▸ Provided records

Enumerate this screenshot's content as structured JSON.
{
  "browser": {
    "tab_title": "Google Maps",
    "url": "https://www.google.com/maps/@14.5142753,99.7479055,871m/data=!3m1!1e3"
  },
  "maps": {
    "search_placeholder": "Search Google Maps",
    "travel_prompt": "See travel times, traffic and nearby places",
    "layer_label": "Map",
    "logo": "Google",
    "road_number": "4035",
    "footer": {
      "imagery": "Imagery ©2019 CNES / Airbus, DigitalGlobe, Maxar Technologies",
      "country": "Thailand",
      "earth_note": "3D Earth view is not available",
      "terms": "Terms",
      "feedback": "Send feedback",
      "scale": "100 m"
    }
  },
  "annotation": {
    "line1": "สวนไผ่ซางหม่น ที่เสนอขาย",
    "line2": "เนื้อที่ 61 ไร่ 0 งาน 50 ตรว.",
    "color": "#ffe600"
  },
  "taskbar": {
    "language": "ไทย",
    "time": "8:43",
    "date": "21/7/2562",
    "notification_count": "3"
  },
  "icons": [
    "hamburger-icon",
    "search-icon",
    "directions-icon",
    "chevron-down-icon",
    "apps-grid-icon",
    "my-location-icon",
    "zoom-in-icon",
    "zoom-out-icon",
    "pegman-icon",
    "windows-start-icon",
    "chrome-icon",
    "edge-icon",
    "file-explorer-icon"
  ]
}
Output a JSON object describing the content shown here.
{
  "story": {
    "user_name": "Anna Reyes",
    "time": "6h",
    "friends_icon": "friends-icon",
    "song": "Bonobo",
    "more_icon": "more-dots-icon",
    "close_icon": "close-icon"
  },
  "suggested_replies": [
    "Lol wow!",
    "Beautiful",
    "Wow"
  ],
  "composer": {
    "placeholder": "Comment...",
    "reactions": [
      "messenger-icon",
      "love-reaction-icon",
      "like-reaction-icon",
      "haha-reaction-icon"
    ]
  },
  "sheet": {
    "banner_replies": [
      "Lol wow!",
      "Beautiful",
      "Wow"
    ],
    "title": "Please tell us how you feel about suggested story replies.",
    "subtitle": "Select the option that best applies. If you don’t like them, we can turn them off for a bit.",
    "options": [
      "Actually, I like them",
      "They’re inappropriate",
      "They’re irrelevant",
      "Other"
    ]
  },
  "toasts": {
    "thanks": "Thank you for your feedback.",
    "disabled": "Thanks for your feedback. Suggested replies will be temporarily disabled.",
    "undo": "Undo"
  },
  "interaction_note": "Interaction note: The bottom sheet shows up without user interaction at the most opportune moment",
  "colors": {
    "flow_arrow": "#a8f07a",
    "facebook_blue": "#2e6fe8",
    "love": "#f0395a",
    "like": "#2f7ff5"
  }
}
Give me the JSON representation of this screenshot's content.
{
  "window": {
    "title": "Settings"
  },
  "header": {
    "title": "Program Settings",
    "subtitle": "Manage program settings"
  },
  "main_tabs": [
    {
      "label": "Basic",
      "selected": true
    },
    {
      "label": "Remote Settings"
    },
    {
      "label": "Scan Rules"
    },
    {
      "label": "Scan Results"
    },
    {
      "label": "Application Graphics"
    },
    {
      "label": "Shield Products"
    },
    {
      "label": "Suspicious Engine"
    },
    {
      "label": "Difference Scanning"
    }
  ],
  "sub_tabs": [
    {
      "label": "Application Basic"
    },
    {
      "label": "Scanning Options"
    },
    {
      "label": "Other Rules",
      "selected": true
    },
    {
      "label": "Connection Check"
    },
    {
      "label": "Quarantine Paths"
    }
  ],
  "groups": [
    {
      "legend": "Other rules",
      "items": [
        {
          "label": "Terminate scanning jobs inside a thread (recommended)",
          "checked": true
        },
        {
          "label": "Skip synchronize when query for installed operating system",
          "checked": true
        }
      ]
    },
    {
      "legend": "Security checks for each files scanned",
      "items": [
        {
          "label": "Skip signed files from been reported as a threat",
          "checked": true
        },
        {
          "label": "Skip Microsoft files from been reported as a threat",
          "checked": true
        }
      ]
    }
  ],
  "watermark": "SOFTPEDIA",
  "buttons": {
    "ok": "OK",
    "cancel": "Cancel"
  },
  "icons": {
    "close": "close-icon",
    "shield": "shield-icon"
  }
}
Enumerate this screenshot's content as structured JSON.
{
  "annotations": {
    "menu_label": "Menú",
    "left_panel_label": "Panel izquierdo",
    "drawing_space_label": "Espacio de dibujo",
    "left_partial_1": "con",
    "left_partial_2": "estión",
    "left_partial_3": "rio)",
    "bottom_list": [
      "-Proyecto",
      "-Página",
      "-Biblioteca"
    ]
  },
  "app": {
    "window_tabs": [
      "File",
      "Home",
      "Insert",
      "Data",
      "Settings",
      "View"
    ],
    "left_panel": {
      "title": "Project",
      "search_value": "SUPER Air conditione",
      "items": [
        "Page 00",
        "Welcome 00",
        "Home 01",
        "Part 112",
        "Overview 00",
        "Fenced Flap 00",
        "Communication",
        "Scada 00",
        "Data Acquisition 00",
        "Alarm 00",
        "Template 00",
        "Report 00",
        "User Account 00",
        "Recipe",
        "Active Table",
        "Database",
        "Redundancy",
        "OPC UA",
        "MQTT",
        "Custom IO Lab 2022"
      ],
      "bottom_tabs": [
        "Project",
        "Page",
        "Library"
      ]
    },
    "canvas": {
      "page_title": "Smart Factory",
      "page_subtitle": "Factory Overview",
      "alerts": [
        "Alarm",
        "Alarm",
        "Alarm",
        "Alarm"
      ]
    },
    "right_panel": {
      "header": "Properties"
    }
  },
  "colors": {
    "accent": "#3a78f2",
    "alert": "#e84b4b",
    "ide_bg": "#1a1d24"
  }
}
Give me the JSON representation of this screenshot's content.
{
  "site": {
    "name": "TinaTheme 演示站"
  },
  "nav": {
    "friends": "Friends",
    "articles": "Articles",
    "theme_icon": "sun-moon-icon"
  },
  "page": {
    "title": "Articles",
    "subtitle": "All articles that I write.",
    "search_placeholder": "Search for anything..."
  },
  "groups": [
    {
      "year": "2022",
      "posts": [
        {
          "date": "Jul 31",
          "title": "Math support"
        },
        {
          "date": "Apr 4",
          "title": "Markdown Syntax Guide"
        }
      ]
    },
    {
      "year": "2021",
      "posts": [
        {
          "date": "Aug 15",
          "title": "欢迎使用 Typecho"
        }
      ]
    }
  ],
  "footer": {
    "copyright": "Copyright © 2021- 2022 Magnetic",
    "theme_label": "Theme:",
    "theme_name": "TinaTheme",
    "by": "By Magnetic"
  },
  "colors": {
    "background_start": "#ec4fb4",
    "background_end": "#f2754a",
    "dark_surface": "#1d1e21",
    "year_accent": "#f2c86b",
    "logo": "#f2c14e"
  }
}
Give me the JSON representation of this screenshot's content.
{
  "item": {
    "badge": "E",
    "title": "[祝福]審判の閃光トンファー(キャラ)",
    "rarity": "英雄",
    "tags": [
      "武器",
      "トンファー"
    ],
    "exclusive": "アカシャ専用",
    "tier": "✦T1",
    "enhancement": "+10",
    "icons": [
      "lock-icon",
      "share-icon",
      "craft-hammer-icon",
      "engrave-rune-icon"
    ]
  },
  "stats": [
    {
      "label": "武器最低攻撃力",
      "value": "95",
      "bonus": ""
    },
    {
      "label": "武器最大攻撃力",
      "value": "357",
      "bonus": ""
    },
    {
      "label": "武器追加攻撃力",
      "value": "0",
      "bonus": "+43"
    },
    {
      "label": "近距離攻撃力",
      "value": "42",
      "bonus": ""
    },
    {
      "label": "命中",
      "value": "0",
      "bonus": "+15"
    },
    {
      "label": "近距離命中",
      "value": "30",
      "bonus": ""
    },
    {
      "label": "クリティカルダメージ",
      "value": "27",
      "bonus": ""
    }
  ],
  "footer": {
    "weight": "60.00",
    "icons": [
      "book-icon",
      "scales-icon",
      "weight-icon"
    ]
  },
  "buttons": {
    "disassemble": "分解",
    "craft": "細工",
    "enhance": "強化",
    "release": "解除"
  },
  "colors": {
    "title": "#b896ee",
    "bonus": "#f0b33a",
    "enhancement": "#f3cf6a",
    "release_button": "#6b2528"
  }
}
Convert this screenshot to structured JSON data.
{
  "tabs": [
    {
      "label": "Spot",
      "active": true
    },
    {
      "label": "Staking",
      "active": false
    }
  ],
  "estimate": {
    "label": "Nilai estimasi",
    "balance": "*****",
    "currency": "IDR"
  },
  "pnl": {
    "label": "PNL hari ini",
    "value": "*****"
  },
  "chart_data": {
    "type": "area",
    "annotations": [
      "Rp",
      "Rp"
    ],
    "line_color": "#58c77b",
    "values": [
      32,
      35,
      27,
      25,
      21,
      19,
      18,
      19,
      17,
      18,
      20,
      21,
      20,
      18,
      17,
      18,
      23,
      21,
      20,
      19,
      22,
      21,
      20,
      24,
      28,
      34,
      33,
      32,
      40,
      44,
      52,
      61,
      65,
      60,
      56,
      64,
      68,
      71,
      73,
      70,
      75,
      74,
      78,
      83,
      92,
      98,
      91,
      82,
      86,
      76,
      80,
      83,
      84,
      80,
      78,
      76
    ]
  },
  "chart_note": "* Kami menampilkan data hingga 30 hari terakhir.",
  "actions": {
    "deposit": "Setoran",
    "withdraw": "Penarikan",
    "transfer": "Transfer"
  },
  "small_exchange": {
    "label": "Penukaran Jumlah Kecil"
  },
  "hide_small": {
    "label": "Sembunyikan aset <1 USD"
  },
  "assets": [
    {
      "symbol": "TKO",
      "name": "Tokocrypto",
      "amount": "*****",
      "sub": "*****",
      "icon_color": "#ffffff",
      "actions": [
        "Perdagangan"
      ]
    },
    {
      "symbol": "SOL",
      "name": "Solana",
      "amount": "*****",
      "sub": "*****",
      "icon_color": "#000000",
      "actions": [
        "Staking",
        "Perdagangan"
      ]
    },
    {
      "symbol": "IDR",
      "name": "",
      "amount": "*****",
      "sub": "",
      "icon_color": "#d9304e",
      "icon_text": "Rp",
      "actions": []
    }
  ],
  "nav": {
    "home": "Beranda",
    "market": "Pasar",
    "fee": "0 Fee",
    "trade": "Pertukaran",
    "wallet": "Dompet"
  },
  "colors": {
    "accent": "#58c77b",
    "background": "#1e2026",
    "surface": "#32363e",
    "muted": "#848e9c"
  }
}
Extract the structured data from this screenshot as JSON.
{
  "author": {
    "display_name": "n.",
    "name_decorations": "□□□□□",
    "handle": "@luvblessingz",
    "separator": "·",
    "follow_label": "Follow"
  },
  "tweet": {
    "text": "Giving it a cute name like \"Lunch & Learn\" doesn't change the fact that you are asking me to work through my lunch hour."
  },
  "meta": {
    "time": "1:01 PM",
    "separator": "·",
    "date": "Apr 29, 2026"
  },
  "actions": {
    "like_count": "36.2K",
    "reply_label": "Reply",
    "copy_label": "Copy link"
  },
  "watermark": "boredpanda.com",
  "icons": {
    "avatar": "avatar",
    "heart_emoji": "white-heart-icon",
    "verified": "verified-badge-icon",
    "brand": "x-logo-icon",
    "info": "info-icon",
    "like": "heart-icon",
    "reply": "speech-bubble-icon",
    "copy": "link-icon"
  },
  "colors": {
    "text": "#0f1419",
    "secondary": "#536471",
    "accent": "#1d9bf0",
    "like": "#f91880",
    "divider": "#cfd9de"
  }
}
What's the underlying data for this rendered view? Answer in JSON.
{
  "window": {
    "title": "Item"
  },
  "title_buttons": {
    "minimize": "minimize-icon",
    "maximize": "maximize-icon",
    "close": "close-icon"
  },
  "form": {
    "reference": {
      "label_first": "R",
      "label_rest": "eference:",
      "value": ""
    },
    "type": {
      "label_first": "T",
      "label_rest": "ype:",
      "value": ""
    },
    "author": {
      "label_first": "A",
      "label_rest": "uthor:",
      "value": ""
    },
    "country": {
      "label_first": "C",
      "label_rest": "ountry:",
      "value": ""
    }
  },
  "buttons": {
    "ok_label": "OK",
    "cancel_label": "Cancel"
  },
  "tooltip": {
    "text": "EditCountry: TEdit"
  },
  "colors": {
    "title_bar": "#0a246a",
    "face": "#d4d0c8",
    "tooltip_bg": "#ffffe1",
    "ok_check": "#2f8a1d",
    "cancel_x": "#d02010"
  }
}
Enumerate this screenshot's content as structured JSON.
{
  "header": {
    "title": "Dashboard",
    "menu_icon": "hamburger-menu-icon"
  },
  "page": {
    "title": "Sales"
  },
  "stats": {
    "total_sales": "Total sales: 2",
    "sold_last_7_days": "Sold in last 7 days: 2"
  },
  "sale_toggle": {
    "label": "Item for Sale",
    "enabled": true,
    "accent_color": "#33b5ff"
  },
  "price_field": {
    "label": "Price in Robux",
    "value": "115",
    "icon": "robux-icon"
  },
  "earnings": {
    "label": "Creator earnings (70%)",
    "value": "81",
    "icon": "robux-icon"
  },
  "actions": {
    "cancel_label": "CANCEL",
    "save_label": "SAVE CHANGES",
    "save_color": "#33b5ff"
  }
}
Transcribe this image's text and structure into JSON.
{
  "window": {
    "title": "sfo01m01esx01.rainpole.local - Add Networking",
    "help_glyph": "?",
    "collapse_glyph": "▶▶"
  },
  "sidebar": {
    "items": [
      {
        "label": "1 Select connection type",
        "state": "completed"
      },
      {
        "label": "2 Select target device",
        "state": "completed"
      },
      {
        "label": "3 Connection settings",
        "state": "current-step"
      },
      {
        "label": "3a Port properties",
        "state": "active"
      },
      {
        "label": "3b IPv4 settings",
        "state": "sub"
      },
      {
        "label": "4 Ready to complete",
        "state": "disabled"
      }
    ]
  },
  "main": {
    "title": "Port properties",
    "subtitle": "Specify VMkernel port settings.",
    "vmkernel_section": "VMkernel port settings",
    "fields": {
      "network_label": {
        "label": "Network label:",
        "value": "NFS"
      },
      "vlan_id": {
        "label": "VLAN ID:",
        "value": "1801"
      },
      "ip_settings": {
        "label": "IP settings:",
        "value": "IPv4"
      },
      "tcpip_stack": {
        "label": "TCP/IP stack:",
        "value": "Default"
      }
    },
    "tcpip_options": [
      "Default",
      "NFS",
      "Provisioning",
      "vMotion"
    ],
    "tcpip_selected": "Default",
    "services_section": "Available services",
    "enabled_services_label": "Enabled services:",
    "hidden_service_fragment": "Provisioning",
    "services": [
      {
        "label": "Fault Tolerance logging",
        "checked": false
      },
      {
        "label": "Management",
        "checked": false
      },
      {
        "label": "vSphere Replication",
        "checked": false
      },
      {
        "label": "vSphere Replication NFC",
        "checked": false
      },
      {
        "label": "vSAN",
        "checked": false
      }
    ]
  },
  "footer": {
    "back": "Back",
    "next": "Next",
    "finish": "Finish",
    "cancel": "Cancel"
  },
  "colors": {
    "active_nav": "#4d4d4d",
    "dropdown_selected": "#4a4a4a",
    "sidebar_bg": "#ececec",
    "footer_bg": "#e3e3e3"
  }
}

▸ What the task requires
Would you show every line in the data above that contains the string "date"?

▸ Solved exercise
    "date": "21/7/2562",
          "date": "Jul 31",
          "date": "Apr 4",
          "date": "Aug 15",
    "date": "Apr 29, 2026"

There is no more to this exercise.